before the court that day.*fn3 On April 9 the court entered an order that "a hearing for the above Defendant be held on April 11, 1975." When appellant and his counsel did not appear on April 11, the court entered an order saying that the Commonwealth "had proved that said application was served on defendant;" that the court had "considered all the evidence;" and that it was granting the extension.
Ordinarily, appellant's failure to contest the petition to extend would mean he has waived his right to contest the extension on its merits. Commonwealth v. Taylor, 473 Pa. 400, 374 A.2d 1274 (1977); Commonwealth v. Wareham, 256 Pa. Super. 23, 389 A.2d 581 (1978); Commonwealth v. Burton, 246 Pa. Super. 498, 371 A.2d 946 (1977). However, in Commonwealth v. Wareham, supra, and Commonwealth v. Jones, 258 Pa. Super. 50, 391 A.2d 667 (1978), we held that no such waiver should be found absent evidence that the defendant had notice of the petition to extend and of the time of the hearing on the petition. In those cases, since the record had no such evidence, we remanded to the lower courts to find out if notice had been given.
Here, the lower court found that appellant had been given notice of the petition to extend ("said application was served on defendant"), but there is no evidence, or finding, that he was given notice of the time of the April 11 hearing. In these circumstances it might seem proper to remand for a finding as to that notice.
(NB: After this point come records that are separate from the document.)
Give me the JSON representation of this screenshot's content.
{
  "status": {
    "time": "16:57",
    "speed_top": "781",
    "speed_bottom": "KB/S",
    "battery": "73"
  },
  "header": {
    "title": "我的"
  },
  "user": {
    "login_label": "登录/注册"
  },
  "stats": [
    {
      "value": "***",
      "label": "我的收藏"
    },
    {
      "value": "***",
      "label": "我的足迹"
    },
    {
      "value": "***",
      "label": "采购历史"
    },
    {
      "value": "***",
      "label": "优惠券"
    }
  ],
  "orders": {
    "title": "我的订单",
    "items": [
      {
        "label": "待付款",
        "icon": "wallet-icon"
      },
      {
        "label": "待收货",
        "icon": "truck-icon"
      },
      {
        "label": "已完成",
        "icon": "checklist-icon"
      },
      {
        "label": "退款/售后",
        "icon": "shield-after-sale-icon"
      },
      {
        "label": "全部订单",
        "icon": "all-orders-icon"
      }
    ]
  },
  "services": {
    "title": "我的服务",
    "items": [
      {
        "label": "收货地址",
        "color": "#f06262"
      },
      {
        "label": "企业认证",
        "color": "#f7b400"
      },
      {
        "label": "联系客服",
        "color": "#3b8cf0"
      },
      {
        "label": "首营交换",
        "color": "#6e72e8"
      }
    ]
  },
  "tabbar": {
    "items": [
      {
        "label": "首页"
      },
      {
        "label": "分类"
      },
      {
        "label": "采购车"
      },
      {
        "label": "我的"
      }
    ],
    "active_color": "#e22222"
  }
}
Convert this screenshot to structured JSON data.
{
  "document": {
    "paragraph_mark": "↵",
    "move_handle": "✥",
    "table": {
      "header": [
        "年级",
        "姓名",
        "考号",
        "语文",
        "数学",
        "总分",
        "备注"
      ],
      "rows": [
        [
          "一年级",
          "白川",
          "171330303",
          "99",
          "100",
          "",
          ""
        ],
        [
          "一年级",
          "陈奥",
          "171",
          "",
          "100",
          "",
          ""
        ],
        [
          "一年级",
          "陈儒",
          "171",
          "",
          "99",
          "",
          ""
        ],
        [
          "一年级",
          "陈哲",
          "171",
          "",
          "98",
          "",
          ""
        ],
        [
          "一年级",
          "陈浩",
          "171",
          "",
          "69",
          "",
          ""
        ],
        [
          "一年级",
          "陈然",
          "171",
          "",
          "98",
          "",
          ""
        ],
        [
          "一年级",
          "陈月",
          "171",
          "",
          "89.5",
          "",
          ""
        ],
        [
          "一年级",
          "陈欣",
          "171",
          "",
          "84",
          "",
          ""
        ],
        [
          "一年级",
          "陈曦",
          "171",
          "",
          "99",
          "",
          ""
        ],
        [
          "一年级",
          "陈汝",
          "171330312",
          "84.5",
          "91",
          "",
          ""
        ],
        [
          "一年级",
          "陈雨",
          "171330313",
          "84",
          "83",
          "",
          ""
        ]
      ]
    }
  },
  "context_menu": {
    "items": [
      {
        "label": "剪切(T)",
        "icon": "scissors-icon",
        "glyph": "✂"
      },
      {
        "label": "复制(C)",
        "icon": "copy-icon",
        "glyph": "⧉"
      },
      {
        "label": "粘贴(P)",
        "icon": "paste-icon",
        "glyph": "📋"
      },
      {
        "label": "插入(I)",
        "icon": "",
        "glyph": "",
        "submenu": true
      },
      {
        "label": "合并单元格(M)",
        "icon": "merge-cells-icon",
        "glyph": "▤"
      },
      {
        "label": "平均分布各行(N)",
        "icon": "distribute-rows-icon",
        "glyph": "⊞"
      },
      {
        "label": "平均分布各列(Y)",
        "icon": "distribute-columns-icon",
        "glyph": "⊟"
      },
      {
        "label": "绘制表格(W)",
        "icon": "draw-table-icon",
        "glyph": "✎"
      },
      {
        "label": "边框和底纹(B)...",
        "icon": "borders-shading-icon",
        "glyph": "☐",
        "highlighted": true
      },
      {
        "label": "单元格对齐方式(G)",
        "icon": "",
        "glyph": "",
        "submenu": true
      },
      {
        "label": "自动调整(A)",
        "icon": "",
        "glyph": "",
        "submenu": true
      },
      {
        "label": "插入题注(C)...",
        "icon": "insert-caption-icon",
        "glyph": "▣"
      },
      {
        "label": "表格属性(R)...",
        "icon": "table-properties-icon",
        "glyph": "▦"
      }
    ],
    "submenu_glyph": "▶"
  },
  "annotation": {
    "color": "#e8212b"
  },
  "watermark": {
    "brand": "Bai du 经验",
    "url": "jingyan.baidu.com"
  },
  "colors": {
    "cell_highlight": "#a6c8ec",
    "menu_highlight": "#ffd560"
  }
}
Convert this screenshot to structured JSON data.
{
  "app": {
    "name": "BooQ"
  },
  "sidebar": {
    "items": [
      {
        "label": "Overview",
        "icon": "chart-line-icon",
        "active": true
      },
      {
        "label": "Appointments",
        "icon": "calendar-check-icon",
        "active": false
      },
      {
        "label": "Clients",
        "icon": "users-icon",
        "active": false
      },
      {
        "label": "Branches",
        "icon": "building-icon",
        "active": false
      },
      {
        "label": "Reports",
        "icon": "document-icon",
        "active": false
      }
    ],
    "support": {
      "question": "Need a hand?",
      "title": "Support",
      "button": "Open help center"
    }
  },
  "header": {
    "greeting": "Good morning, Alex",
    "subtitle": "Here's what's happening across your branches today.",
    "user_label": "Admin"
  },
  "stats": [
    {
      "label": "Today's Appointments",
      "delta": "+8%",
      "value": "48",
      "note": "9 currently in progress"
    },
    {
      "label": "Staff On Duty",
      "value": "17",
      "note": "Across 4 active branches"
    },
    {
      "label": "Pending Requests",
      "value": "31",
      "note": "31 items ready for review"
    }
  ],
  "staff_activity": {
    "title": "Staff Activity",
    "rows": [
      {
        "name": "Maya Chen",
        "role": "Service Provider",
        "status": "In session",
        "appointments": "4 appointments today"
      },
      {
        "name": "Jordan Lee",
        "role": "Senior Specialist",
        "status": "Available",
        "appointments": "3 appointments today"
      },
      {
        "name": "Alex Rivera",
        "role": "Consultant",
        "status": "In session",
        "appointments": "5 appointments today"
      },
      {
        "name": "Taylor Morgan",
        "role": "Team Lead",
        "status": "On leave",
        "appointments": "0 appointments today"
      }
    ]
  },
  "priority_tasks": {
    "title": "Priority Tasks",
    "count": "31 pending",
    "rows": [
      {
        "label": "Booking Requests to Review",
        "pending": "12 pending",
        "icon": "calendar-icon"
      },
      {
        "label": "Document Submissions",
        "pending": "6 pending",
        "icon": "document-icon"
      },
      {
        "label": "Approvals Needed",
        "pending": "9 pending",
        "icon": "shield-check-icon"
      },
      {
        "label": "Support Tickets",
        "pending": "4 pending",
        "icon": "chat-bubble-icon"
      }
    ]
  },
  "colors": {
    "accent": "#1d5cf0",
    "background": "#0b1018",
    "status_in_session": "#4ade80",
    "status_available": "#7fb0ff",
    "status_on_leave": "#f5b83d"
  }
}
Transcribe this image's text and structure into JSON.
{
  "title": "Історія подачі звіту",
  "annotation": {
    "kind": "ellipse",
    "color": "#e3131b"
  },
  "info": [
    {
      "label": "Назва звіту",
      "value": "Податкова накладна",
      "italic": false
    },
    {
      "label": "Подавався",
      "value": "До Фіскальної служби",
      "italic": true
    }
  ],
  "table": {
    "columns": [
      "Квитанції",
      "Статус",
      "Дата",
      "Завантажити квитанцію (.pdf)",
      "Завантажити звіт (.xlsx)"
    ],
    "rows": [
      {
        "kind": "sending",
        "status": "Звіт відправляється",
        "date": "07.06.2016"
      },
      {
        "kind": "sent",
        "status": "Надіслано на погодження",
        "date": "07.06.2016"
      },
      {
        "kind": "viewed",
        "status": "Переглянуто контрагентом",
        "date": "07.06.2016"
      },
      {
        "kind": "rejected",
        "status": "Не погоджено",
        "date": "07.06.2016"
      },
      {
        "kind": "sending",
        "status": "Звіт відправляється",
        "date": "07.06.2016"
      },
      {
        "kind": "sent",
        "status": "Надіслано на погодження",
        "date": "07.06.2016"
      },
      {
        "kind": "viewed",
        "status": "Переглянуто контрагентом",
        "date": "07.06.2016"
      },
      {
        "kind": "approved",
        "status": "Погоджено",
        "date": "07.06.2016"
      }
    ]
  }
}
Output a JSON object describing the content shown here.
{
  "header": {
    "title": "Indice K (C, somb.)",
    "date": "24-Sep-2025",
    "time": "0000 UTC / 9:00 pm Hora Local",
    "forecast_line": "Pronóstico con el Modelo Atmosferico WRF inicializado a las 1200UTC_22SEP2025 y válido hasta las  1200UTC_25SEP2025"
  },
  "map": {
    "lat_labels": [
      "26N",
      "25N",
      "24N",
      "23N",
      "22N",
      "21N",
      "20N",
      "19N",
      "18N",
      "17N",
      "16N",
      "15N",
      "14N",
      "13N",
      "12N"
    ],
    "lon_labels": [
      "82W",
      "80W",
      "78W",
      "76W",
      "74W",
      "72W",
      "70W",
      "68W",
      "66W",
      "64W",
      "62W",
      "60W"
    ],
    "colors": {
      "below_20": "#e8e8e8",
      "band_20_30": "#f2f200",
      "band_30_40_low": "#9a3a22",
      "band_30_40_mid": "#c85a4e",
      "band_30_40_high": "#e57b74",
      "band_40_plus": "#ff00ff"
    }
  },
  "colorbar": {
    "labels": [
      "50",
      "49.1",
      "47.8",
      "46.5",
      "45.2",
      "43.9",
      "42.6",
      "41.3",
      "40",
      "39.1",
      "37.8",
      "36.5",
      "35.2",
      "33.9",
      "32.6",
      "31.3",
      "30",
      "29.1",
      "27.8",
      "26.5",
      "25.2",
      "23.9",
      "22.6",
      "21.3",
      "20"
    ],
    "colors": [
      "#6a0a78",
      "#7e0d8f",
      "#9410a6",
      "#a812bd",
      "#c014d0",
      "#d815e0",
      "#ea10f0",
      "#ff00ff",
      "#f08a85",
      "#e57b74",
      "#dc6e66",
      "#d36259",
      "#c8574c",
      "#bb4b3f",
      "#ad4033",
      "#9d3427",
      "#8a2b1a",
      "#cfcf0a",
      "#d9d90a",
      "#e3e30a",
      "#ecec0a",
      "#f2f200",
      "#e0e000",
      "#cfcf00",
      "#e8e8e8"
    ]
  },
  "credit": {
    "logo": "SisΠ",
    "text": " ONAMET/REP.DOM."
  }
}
We have concluded, however, that remand is unnecessary.
In his counseled petition to dismiss under Rule 1100(f), filed May 2, 1975,*fn4 appellant explicitly acknowledged the April 11 hearing and challenged it on two bases: first,
[ 261 Pa. Super. Page 331]
on the (factually erroneous) basis that the petition came two days after the time for trial had expired, and second, on the basis that "such petition was submitted to the court without the defendant being present."*fn5 No mention was made of lack of notice as an excuse for appellant's or his counsel's absence.*fn6 Given this failure to allege lack of notice, we have concluded that if we are to be consistent with other Rule 1100 decisions, we must hold that appellant has waived the right to argue lack of notice now. See, e. g., Commonwealth v. Coleman, 477 Pa. 400, 383 A.2d 1268 (1978) (failure to file Rule 1100(f) petition or to oppose Commonwealth's petition to extend); Commonwealth v. Taylor, supra, 473 Pa. at 407, n. 7, 374 A.2d at 1276, n. 7 (failure to object to lack of full 10-day notice of extension petition or to move for continuance); Commonwealth v. Hickson, 235 Pa. Super. 496, 344 A.2d 617 (1976) (agreement when trial date is set beyond Rule 1100 deadline); Commonwealth v. Royer, 256 Pa. Super. 361, 389 A.2d 1165 (1978) (failure to object to Commonwealth petition as untimely). Here, at the time of the hearing itself, appellant had been notified that the Commonwealth was petitioning to extend, and his counsel had been in court the same day that the court's rule was originally made returnable. See footnote 3, supra. At the very least, then, appellant and counsel were aware enough of the Commonwealth's activity to object as soon as they learned that the court had held an ex parte hearing on the extension.*fn7 More important, appellant by his later petition to
[ 261 Pa. Super. Page 332]
dismiss took the opportunity to object to the April 11 hearing but did not raise any question about notice.
We recognize that our conclusion here may be regarded as inconsistent with Commonwealth v. Wareham, supra, or Commonwealth v. Jones, supra. However, the question of waiver was not discussed in those cases.